*** The data ***

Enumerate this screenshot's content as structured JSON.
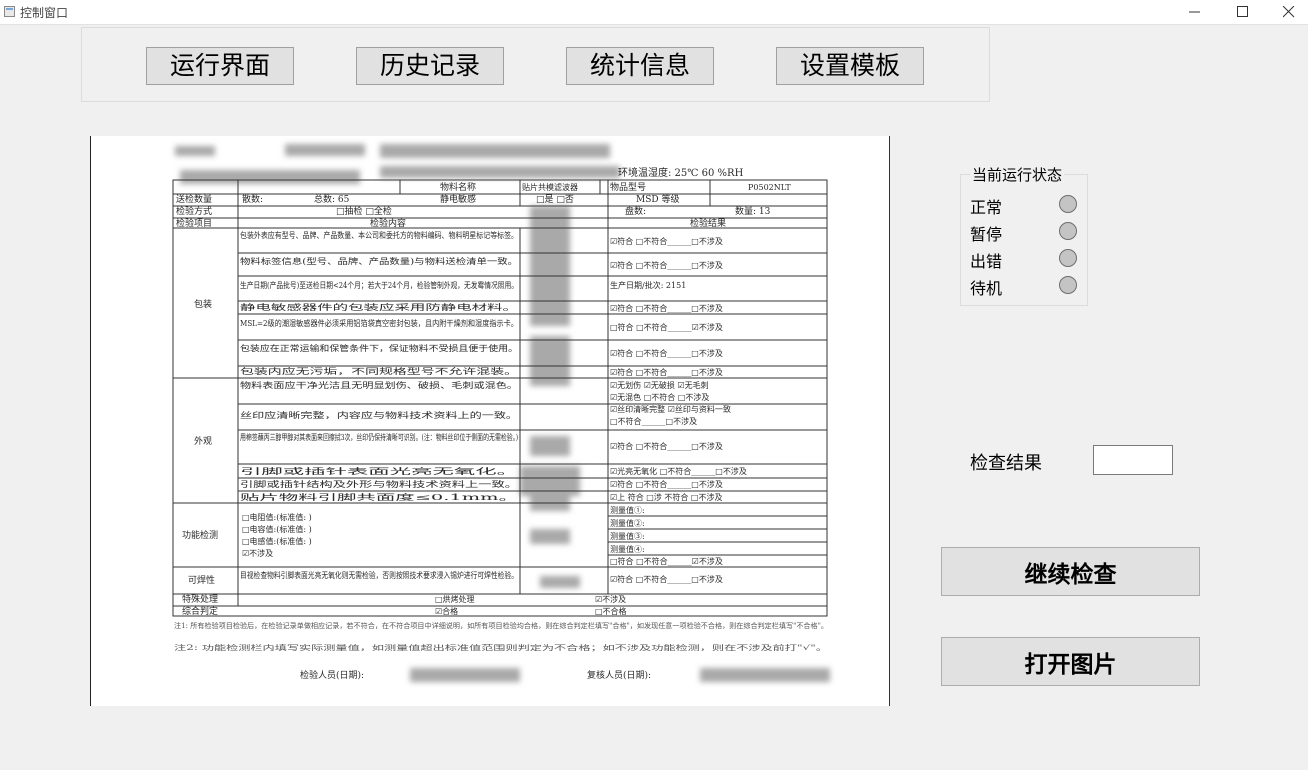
{
  "window": {
    "title": "控制窗口"
  },
  "tabs": [
    {
      "label": "运行界面"
    },
    {
      "label": "历史记录"
    },
    {
      "label": "统计信息"
    },
    {
      "label": "设置模板"
    }
  ],
  "status": {
    "title": "当前运行状态",
    "items": [
      {
        "label": "正常"
      },
      {
        "label": "暂停"
      },
      {
        "label": "出错"
      },
      {
        "label": "待机"
      }
    ]
  },
  "result": {
    "label": "检查结果",
    "value": ""
  },
  "buttons": {
    "continue": "继续检查",
    "open_image": "打开图片"
  },
  "image_text": {
    "env": "环境温湿度: 25℃ 60 %RH",
    "inspect_qty": "送检数量",
    "count": "散数:",
    "total": "总数: 65",
    "mat_name": "物料名称",
    "mat_value": "贴片共模滤波器",
    "model": "物品型号",
    "model_value": "P0502NLT",
    "esd": "静电敏感",
    "yes_no": "□是 □否",
    "msd": "MSD 等级",
    "method": "检验方式",
    "method_opts": "□抽检 □全检",
    "boxes": "盘数:",
    "qty": "数量: 13",
    "item": "检验项目",
    "content": "检验内容",
    "result": "检验结果",
    "cat_pack": "包装",
    "cat_look": "外观",
    "cat_func": "功能检测",
    "cat_solder": "可焊性",
    "special": "特殊处理",
    "overall": "综合判定",
    "c1": "包装外表应有型号、品牌、产品数量、本公司和委托方的物料编码、物料明星标记等标签。",
    "c2": "物料标签信息(型号、品牌、产品数量)与物料送检清单一致。",
    "c3": "生产日期(产品批号)至送检日期<24个月；若大于24个月，检验管制外观，无发霉情况照用。",
    "c4": "静电敏感器件的包装应采用防静电材料。",
    "c5": "MSL=2级的潮湿敏感器件必须采用铝箔袋真空密封包装，且内附干燥剂和湿度指示卡。",
    "c6": "包装应在正常运输和保管条件下，保证物料不受损且便于使用。",
    "c7": "包装内应无污垢，不同规格型号不允许混装。",
    "c8": "物料表面应干净光洁且无明显划伤、破损、毛刺或混色。",
    "c9": "丝印应清晰完整，内容应与物料技术资料上的一致。",
    "c10": "用棉签蘸丙三醇甲醇对其表面来回擦拭3次，丝印仍保持清晰可识别。(注：物料丝印位于侧面的无需检验。)",
    "c11": "引脚或插针表面光亮无氧化。",
    "c12": "引脚或插针结构及外形与物料技术资料上一致。",
    "c13": "贴片物料引脚共面度≤0.1mm。",
    "f1": "□电阻值:(标准值: )",
    "f2": "□电容值:(标准值: )",
    "f3": "□电感值:(标准值: )",
    "f4": "☑不涉及",
    "s1": "目视检查物料引脚表面光亮无氧化则无需检验，否则按照技术要求浸入锡炉进行可焊性检验。",
    "r_ok": "☑符合 □不符合______□不涉及",
    "r_ok2": "☑符合 □不符合______□不涉及",
    "r_date": "生产日期/批次: 2151",
    "r_na": "□符合 □不符合______☑不涉及",
    "r_look1": "☑无划伤 ☑无破损 ☑无毛刺",
    "r_look2": "☑无混色 □不符合 □不涉及",
    "r_look3": "☑丝印清晰完整 ☑丝印与资料一致",
    "r_look4": "□不符合______□不涉及",
    "r_ox": "☑光亮无氧化 □不符合______□不涉及",
    "r_pin": "☑符合 □不符合______□不涉及",
    "r_flat": "☑上 符合 □涉 不符合 □不涉及",
    "m1": "测量值①:",
    "m2": "测量值②:",
    "m3": "测量值③:",
    "m4": "测量值④:",
    "sp_opt": "□烘烤处理",
    "sp_na": "☑不涉及",
    "ov_ok": "☑合格",
    "ov_ng": "□不合格",
    "note1": "注1: 所有检验项目检验后，在检验记录单做相应记录，若不符合，在不符合项目中详细说明，如所有项目检验均合格，则在综合判定栏填写\"合格\"，如发现任意一项检验不合格，则在综合判定栏填写\"不合格\"。",
    "note2": "注2: 功能检测栏内填写实际测量值，如测量值超出标准值范围则判定为不合格；如不涉及功能检测，则在不涉及前打\"√\"。",
    "sign1": "检验人员(日期):",
    "sign2": "复核人员(日期):"
  }
}
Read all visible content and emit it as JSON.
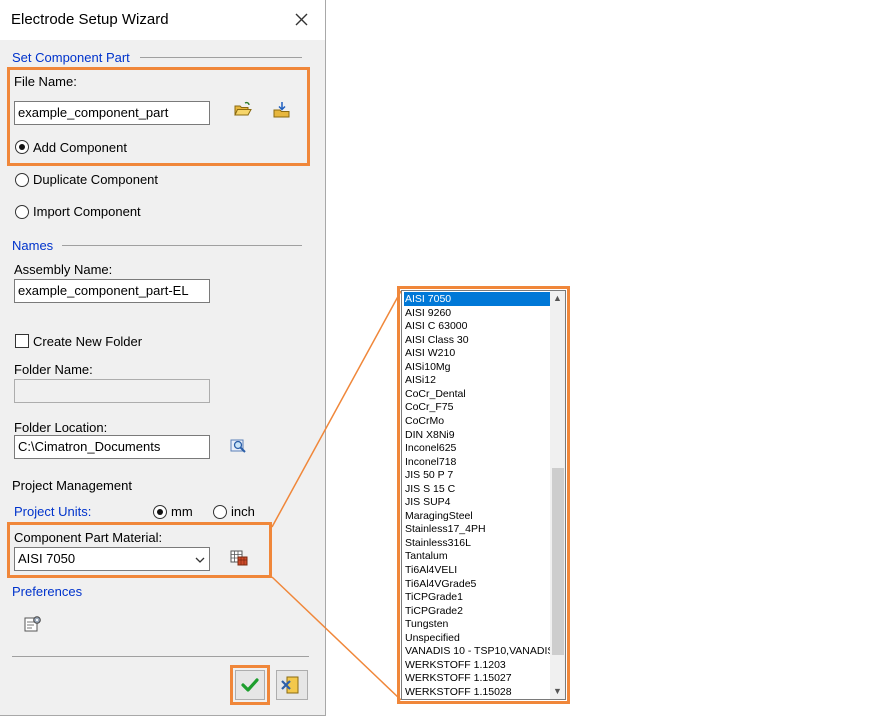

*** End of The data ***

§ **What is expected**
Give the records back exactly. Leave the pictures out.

§ **Response to the exercise**
Enumerate this screenshot's content as structured JSON.
{
  "window": {
    "title": "控制窗口"
  },
  "tabs": [
    {
      "label": "运行界面"
    },
    {
      "label": "历史记录"
    },
    {
      "label": "统计信息"
    },
    {
      "label": "设置模板"
    }
  ],
  "status": {
    "title": "当前运行状态",
    "items": [
      {
        "label": "正常"
      },
      {
        "label": "暂停"
      },
      {
        "label": "出错"
      },
      {
        "label": "待机"
      }
    ]
  },
  "result": {
    "label": "检查结果",
    "value": ""
  },
  "buttons": {
    "continue": "继续检查",
    "open_image": "打开图片"
  },
  "image_text": {
    "env": "环境温湿度: 25℃ 60 %RH",
    "inspect_qty": "送检数量",
    "count": "散数:",
    "total": "总数: 65",
    "mat_name": "物料名称",
    "mat_value": "贴片共模滤波器",
    "model": "物品型号",
    "model_value": "P0502NLT",
    "esd": "静电敏感",
    "yes_no": "□是 □否",
    "msd": "MSD 等级",
    "method": "检验方式",
    "method_opts": "□抽检 □全检",
    "boxes": "盘数:",
    "qty": "数量: 13",
    "item": "检验项目",
    "content": "检验内容",
    "result": "检验结果",
    "cat_pack": "包装",
    "cat_look": "外观",
    "cat_func": "功能检测",
    "cat_solder": "可焊性",
    "special": "特殊处理",
    "overall": "综合判定",
    "c1": "包装外表应有型号、品牌、产品数量、本公司和委托方的物料编码、物料明星标记等标签。",
    "c2": "物料标签信息(型号、品牌、产品数量)与物料送检清单一致。",
    "c3": "生产日期(产品批号)至送检日期<24个月；若大于24个月，检验管制外观，无发霉情况照用。",
    "c4": "静电敏感器件的包装应采用防静电材料。",
    "c5": "MSL=2级的潮湿敏感器件必须采用铝箔袋真空密封包装，且内附干燥剂和湿度指示卡。",
    "c6": "包装应在正常运输和保管条件下，保证物料不受损且便于使用。",
    "c7": "包装内应无污垢，不同规格型号不允许混装。",
    "c8": "物料表面应干净光洁且无明显划伤、破损、毛刺或混色。",
    "c9": "丝印应清晰完整，内容应与物料技术资料上的一致。",
    "c10": "用棉签蘸丙三醇甲醇对其表面来回擦拭3次，丝印仍保持清晰可识别。(注：物料丝印位于侧面的无需检验。)",
    "c11": "引脚或插针表面光亮无氧化。",
    "c12": "引脚或插针结构及外形与物料技术资料上一致。",
    "c13": "贴片物料引脚共面度≤0.1mm。",
    "f1": "□电阻值:(标准值: )",
    "f2": "□电容值:(标准值: )",
    "f3": "□电感值:(标准值: )",
    "f4": "☑不涉及",
    "s1": "目视检查物料引脚表面光亮无氧化则无需检验，否则按照技术要求浸入锡炉进行可焊性检验。",
    "r_ok": "☑符合 □不符合______□不涉及",
    "r_ok2": "☑符合 □不符合______□不涉及",
    "r_date": "生产日期/批次: 2151",
    "r_na": "□符合 □不符合______☑不涉及",
    "r_look1": "☑无划伤 ☑无破损 ☑无毛刺",
    "r_look2": "☑无混色 □不符合 □不涉及",
    "r_look3": "☑丝印清晰完整 ☑丝印与资料一致",
    "r_look4": "□不符合______□不涉及",
    "r_ox": "☑光亮无氧化 □不符合______□不涉及",
    "r_pin": "☑符合 □不符合______□不涉及",
    "r_flat": "☑上 符合 □涉 不符合 □不涉及",
    "m1": "测量值①:",
    "m2": "测量值②:",
    "m3": "测量值③:",
    "m4": "测量值④:",
    "sp_opt": "□烘烤处理",
    "sp_na": "☑不涉及",
    "ov_ok": "☑合格",
    "ov_ng": "□不合格",
    "note1": "注1: 所有检验项目检验后，在检验记录单做相应记录，若不符合，在不符合项目中详细说明，如所有项目检验均合格，则在综合判定栏填写\"合格\"，如发现任意一项检验不合格，则在综合判定栏填写\"不合格\"。",
    "note2": "注2: 功能检测栏内填写实际测量值，如测量值超出标准值范围则判定为不合格；如不涉及功能检测，则在不涉及前打\"√\"。",
    "sign1": "检验人员(日期):",
    "sign2": "复核人员(日期):"
  }
}
Read all visible content and emit it as JSON.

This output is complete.